Sample Call and Overnight Schedule

Call for first-year residents occurs as a short call until 9 pm every four to six days, with the structure of the short call varying depending on the hospital and the service. For senior residents, night call varies from every fourth to sixth night. First-year residents are scheduled for two blocks of night float—one each on the medicine and pediatric services—to gain experience in typical overnight call activities. Senior residents may also be scheduled for night float blocks. Residents have a minimum of four days off during inpatient service blocks. There are a number of ambulatory blocks that are call free. The program strictly adheres to current residency training guidelines.

Sample Rotation Schedule

Each program year contains 13 4-week block rotations.

PGY1PGY2PGY3PGY4
1Normal Newborn – WishardElective – NephrologyElective – ResearchICU – University
2Pediatric Hospitalist Wards – RileyNight Float – VAED – Methodist – Combined Adlt/PedRheumatology – Comb. Adult/Peds
3Night Float – RileyGeneral Medicine Wards – VANICU – WishardGeneral Medicine Wards – Methodist
4Ambulatory PediatricsED – WishardCommunity/AdvocacyMedicine Ambulat’y Advanced
5General Medicine Wards – WishardPICUNight Float – WishardGeneral Peds Ward – Wishard
6Hepatology Ward – UniversityAdolescent MedicineGeriatricsElective – Med/Peds Office Practice
7Ambulatory MedicineGastroenterologyGeneral Medicine Wards – VANICU – Combo
8ICU – MethodistED – RileyElective DermatologyDevelopmental – Behavioral Peds
9General Medicine Wards – VAGeneral Pediatric Wards – Complex CareHematology Ward – UniversityED – Wishard
10Hematology/OncologyICU – VAElective – AllergyPulmonary Wards – University
11Elective – Infectious DiseasesElective – Combined Adult/Ped. Endo.CardiologyPatient Safety – VA
12General Wards – PulmonaryGeneral Medicine Wards – WishardGeneral Peds Ward – IU Health NorthGeneral Medicine Ward – Wishard
13NICU – MethodistCardiology Ward – MethodistElective – Neurology outpatientElective – Infectious Disease consults

Internal Medicine Rotations

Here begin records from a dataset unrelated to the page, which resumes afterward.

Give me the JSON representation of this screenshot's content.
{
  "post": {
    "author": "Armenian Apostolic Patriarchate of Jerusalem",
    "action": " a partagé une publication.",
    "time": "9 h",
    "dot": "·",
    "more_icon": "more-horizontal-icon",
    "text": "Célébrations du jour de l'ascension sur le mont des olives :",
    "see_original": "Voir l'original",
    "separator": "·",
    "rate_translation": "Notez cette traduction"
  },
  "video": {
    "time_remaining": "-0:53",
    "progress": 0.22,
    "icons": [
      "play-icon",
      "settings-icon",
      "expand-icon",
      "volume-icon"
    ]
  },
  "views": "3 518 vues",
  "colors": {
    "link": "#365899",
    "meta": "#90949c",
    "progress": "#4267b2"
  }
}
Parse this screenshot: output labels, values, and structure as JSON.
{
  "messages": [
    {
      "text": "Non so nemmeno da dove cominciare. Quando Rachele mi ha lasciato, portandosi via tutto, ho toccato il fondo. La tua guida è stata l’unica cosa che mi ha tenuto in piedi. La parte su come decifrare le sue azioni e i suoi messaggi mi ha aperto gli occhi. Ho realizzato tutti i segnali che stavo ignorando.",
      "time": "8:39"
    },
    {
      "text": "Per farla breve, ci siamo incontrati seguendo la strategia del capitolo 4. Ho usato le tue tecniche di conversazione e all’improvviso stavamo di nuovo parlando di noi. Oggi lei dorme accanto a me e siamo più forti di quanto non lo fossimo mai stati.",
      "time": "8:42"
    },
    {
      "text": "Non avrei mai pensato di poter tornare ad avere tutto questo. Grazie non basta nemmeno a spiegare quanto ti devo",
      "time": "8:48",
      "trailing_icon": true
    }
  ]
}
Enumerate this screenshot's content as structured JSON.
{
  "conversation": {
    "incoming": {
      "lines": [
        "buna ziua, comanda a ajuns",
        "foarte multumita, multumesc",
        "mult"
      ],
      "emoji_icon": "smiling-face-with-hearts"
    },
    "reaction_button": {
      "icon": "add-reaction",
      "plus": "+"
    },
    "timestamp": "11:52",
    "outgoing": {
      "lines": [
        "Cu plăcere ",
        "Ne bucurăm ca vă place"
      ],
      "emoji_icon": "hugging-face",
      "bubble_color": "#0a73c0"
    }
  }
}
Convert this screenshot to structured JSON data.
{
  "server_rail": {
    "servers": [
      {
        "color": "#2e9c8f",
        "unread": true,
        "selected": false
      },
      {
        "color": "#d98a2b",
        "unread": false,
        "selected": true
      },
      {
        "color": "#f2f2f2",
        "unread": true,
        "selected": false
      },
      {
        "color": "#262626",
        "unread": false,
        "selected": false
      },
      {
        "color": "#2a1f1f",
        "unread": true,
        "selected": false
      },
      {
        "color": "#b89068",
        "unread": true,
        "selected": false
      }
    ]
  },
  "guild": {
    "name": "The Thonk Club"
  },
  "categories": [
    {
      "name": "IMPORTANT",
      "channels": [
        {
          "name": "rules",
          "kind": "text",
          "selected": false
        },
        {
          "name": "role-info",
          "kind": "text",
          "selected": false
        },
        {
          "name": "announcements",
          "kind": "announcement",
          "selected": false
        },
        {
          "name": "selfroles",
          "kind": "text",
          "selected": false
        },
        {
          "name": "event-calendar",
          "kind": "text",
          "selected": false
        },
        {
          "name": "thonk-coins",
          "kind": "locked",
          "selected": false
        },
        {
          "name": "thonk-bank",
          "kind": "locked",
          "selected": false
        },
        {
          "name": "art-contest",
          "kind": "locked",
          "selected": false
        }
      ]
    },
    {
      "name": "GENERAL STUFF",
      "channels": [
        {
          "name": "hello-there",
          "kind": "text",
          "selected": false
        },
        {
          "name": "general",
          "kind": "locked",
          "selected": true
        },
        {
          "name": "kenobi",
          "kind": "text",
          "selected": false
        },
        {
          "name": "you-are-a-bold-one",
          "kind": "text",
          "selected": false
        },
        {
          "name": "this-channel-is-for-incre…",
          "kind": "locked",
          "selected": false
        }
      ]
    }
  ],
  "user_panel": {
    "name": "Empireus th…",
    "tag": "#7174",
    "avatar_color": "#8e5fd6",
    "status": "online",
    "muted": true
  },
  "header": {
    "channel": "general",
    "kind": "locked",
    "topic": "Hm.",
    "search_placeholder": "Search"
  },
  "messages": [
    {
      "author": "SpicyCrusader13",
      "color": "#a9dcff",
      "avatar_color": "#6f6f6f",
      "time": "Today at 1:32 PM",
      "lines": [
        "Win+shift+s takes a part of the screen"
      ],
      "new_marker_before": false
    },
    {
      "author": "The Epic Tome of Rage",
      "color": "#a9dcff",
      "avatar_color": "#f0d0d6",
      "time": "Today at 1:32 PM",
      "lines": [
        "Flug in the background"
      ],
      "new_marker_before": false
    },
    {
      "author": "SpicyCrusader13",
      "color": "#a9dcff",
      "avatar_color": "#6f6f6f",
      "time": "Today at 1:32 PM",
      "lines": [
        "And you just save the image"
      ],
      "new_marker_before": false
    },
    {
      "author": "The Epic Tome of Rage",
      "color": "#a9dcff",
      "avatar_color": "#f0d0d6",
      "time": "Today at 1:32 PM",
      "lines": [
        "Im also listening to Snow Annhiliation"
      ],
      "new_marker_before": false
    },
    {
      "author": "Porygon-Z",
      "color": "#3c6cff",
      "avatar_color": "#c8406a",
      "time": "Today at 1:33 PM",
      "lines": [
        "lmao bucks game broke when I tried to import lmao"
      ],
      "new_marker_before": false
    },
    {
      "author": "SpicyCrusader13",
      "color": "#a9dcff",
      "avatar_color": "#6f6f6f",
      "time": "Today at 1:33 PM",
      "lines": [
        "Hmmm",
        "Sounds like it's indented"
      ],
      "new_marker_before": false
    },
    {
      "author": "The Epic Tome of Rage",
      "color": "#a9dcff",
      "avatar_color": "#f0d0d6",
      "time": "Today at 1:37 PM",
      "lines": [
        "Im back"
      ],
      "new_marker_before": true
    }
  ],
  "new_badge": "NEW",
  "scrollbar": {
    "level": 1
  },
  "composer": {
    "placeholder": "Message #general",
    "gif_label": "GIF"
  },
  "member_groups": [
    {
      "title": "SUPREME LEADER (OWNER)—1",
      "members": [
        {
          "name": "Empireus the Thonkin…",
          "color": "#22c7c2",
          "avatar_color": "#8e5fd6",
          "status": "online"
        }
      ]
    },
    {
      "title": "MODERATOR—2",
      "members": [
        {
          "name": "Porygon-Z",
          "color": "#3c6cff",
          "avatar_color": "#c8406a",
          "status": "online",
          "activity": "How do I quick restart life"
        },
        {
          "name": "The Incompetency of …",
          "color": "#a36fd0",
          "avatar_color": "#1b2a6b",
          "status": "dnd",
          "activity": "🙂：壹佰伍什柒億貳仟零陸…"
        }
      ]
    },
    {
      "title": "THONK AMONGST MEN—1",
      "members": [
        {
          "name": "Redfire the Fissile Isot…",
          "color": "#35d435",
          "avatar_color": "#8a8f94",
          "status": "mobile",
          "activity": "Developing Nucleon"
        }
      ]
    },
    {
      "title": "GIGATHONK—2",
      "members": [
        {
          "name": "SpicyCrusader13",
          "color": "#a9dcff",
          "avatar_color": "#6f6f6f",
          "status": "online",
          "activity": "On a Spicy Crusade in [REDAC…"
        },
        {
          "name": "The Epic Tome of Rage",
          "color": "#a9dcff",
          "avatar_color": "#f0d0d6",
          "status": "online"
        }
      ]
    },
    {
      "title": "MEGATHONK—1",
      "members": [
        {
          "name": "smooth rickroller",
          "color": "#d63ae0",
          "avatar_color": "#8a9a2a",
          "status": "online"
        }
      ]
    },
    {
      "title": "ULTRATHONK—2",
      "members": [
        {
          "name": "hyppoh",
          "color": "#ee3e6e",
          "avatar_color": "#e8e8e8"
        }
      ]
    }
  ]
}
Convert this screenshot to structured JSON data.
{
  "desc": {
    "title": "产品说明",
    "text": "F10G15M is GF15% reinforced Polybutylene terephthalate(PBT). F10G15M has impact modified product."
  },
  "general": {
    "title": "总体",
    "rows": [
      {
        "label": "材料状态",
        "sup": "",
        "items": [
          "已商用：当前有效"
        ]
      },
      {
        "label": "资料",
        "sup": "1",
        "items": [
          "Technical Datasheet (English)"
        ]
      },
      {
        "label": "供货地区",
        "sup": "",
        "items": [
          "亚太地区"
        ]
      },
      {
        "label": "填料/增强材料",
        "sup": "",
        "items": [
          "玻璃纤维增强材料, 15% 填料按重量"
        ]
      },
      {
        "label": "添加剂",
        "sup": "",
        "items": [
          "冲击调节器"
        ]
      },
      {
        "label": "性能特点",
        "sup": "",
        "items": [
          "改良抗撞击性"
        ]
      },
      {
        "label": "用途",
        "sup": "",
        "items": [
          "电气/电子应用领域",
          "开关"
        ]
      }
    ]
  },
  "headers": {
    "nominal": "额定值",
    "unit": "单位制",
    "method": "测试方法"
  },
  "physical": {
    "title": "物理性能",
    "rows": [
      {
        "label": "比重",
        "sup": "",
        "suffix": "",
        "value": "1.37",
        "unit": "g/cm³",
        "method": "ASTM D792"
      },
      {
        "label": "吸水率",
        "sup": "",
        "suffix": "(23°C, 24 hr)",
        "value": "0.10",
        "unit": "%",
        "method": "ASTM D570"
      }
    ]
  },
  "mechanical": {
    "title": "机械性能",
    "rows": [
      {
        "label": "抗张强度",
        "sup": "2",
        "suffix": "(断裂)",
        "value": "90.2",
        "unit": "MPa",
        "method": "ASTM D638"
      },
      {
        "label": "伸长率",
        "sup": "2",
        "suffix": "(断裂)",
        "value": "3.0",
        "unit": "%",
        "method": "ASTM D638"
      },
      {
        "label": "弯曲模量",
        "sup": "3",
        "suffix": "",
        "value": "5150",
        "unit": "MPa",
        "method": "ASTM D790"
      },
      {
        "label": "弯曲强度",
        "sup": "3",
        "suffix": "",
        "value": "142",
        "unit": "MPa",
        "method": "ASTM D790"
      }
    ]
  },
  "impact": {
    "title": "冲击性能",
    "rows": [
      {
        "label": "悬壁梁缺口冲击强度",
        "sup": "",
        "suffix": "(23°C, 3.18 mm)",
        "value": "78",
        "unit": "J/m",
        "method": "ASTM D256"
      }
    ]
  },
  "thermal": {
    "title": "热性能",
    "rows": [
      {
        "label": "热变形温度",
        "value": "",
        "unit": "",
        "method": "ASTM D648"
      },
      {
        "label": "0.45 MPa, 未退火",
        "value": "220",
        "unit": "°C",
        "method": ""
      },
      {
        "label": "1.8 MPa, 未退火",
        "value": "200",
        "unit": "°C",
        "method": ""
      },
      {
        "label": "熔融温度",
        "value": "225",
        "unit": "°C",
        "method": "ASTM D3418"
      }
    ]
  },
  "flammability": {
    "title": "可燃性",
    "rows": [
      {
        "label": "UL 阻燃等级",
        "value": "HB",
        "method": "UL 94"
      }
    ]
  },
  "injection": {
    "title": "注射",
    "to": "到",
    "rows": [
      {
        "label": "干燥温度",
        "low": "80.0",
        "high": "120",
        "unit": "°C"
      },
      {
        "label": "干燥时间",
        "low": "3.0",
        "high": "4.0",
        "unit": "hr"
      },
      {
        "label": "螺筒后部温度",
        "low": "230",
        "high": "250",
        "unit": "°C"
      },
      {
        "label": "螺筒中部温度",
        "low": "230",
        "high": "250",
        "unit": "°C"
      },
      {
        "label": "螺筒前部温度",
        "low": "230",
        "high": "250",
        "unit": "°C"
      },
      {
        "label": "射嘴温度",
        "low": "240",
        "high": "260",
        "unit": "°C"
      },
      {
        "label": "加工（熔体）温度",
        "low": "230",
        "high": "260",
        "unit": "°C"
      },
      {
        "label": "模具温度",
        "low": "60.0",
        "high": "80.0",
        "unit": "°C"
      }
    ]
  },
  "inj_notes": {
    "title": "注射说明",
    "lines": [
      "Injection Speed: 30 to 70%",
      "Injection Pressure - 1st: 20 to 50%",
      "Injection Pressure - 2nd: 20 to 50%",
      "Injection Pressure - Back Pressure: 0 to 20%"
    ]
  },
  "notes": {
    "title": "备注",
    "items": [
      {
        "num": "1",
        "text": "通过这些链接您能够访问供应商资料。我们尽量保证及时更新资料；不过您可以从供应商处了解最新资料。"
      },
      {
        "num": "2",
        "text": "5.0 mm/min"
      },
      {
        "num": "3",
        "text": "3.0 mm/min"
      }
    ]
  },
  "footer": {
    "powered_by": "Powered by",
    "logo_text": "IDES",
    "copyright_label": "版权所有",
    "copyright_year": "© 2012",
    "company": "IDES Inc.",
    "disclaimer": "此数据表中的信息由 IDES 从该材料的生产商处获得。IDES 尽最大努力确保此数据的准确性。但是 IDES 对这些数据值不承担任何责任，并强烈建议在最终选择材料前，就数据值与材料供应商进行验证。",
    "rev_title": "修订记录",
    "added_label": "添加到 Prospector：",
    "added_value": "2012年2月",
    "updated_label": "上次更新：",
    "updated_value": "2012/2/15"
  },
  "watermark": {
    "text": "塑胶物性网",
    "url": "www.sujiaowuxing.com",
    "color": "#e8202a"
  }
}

Internal Medicine rotations include 20 months of direct patient care where the resident serves as the primary decision-maker. Two-thirds of residents’ time is spent providing inpatient care across four hospitals totaling 750 beds, with the other one-third of time devoted to outpatient care. Resident teams gain extensive experience providing both specialized and primary care at the adult hospitals on the Indianapolis campus, each having a distinct patient population and providing a broad educational base. Training includes three months of intensive care units and time in two very busy emergency departments where residents treat a variety of urgent and emergent conditions and determine patients’ need for hospitalization. Ambulatory blocks offer opportunities in areas such as gynecology, neurology, sports medicine, occupational medicine and the range of internal medicine subspecialties. A one-month rotation in geriatrics addresses care for the elderly at home and in long-term care facilities. Residents choose five electives from a variety of offerings.

Pediatrics Rotations

Residents deliver pediatric primary care across three hospitals on the Indianapolis campus and provide specialized care at Riley Hospital for Children that includes training in critical care, emergency care and all other pediatric subspecialties. Residents develop skills in the evaluation and management of well-child care in addition to common pediatric problems such as respiratory illness, infectious diseases, behavioral concerns and minor trauma. Pediatric residents attend high-risk deliveries and provide care to newborns across all hospital nurseries. Almost half of pediatric training occurs in the ambulatory setting, with residents attending to patients in the hospitals as well as a network of urban, suburban and rural sites.

Each resident may choose four pediatric electives. Options include adolescent medicine, allergy/ immunology, anesthesiology, behavioral pediatrics, cardiology, child advocacy, dermatology, developmental pediatrics, endocrinology/ diabetology, gastroenterology, genetics, hematology/ oncology, infectious diseases, metabolism, nephrology, neurology, ophthalmology, orthopaedics, otolaryngology, psychiatry, pulmonology, radiology, rehabilitation research, rheumatology, sports medicine, surgery and toxicology.